WHAT YOU SHOULD DO:
Pick out each line below containing "here".

EXCERPTED RECORDS:
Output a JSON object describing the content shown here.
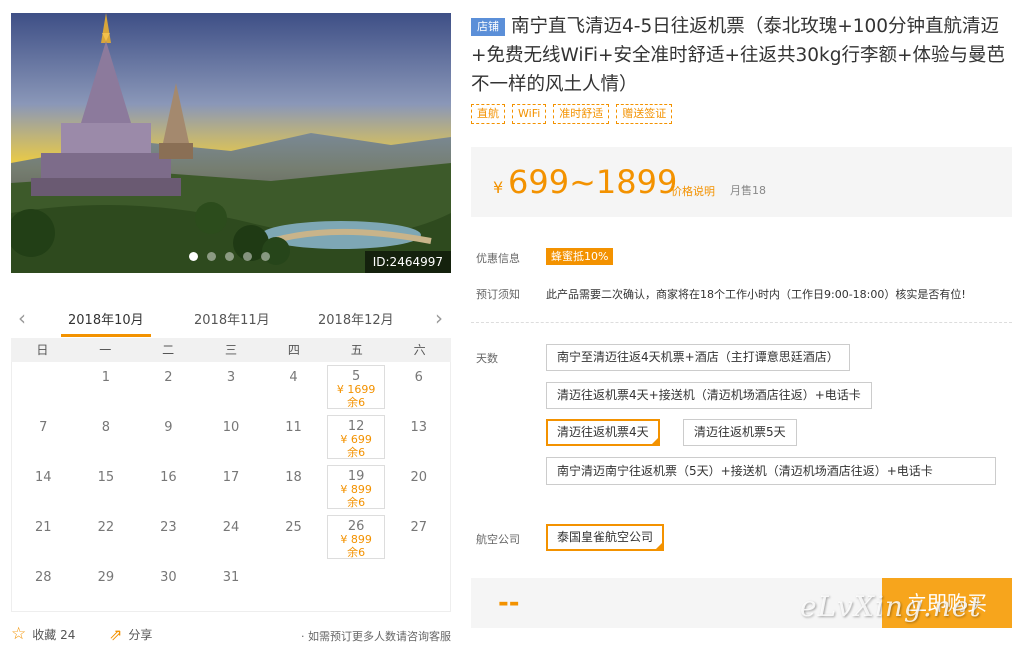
{
  "hero": {
    "id_label": "ID:2464997",
    "slides": 5,
    "active_slide": 1
  },
  "calendar": {
    "prev_icon": "chevron-left-icon",
    "next_icon": "chevron-right-icon",
    "months": [
      "2018年10月",
      "2018年11月",
      "2018年12月"
    ],
    "active_month": 0,
    "weekdays": [
      "日",
      "一",
      "二",
      "三",
      "四",
      "五",
      "六"
    ],
    "days": [
      {
        "day": ""
      },
      {
        "day": "1"
      },
      {
        "day": "2"
      },
      {
        "day": "3"
      },
      {
        "day": "4"
      },
      {
        "day": "5",
        "price": "¥ 1699",
        "remain": "余6"
      },
      {
        "day": "6"
      },
      {
        "day": "7"
      },
      {
        "day": "8"
      },
      {
        "day": "9"
      },
      {
        "day": "10"
      },
      {
        "day": "11"
      },
      {
        "day": "12",
        "price": "¥ 699",
        "remain": "余6"
      },
      {
        "day": "13"
      },
      {
        "day": "14"
      },
      {
        "day": "15"
      },
      {
        "day": "16"
      },
      {
        "day": "17"
      },
      {
        "day": "18"
      },
      {
        "day": "19",
        "price": "¥ 899",
        "remain": "余6"
      },
      {
        "day": "20"
      },
      {
        "day": "21"
      },
      {
        "day": "22"
      },
      {
        "day": "23"
      },
      {
        "day": "24"
      },
      {
        "day": "25"
      },
      {
        "day": "26",
        "price": "¥ 899",
        "remain": "余6"
      },
      {
        "day": "27"
      },
      {
        "day": "28"
      },
      {
        "day": "29"
      },
      {
        "day": "30"
      },
      {
        "day": "31"
      },
      {
        "day": ""
      },
      {
        "day": ""
      },
      {
        "day": ""
      }
    ]
  },
  "actions": {
    "favorite_label": "收藏 24",
    "share_label": "分享",
    "note": "· 如需预订更多人数请咨询客服"
  },
  "product": {
    "shop_badge": "店铺",
    "title": "南宁直飞清迈4-5日往返机票（泰北玫瑰+100分钟直航清迈+免费无线WiFi+安全准时舒适+往返共30kg行李额+体验与曼芭不一样的风土人情）",
    "tags": [
      "直航",
      "WiFi",
      "准时舒适",
      "赠送签证"
    ]
  },
  "price": {
    "currency": "¥",
    "range": "699~1899",
    "explain_link": "价格说明",
    "monthly_sales": "月售18"
  },
  "info": {
    "discount_label": "优惠信息",
    "discount_value": "蜂蜜抵10%",
    "booking_label": "预订须知",
    "booking_value": "此产品需要二次确认，商家将在18个工作小时内（工作日9:00-18:00）核实是否有位!"
  },
  "options": {
    "days_label": "天数",
    "days_options": [
      "南宁至清迈往返4天机票+酒店（主打谭意思廷酒店）",
      "清迈往返机票4天+接送机（清迈机场酒店往返）+电话卡",
      "清迈往返机票4天",
      "清迈往返机票5天",
      "南宁清迈南宁往返机票（5天）+接送机（清迈机场酒店往返）+电话卡"
    ],
    "selected_day_option": 2,
    "airline_label": "航空公司",
    "airline_options": [
      "泰国皇雀航空公司"
    ],
    "selected_airline": 0
  },
  "purchase": {
    "total": "--",
    "buy_label": "立即购买"
  },
  "watermark": "eLvXing.net",
  "colors": {
    "accent": "#f39200",
    "shop_badge": "#5b8fd8",
    "buy_button": "#f7a51c"
  }
}
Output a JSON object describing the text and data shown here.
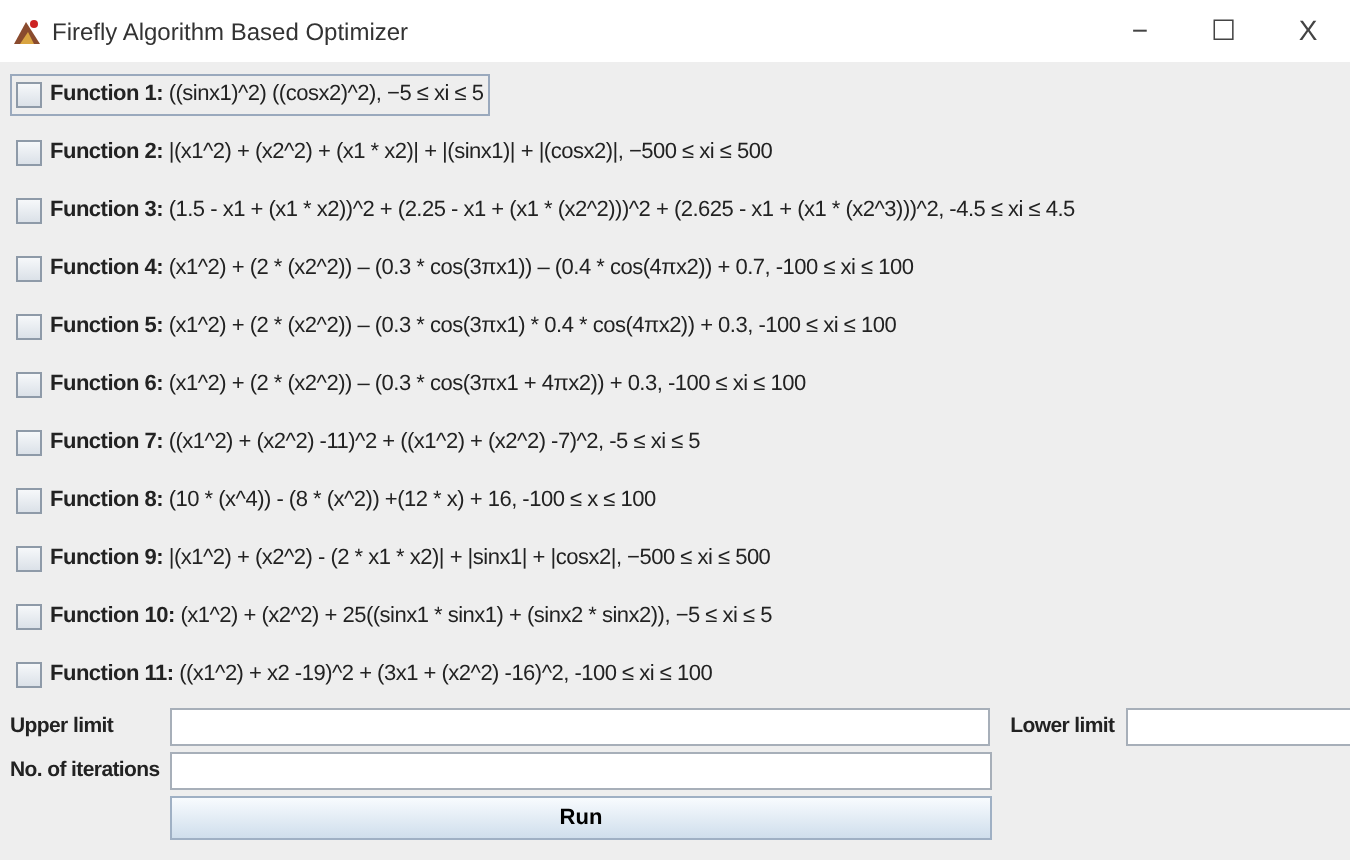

ANSWER TO THE EXERCISE:
Output a JSON object describing the content shown here.
Output a JSON object describing the text and data shown here.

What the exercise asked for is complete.